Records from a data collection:
________

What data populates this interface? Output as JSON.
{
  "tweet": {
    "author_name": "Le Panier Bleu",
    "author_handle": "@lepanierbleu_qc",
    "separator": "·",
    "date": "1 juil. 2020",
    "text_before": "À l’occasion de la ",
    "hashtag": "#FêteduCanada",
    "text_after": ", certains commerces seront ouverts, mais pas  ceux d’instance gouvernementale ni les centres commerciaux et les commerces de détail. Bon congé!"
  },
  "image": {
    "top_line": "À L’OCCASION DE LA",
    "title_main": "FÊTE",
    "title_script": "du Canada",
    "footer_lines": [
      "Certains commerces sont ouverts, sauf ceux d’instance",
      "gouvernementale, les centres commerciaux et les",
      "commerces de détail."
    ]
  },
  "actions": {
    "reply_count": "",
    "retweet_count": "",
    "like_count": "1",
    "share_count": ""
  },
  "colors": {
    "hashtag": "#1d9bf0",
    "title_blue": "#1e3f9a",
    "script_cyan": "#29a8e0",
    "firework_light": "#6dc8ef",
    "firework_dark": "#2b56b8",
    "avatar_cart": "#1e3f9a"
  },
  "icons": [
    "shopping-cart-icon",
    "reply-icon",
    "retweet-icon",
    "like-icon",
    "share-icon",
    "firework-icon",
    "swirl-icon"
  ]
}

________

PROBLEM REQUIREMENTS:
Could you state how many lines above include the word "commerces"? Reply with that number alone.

EXERCISE RESPONSE:
3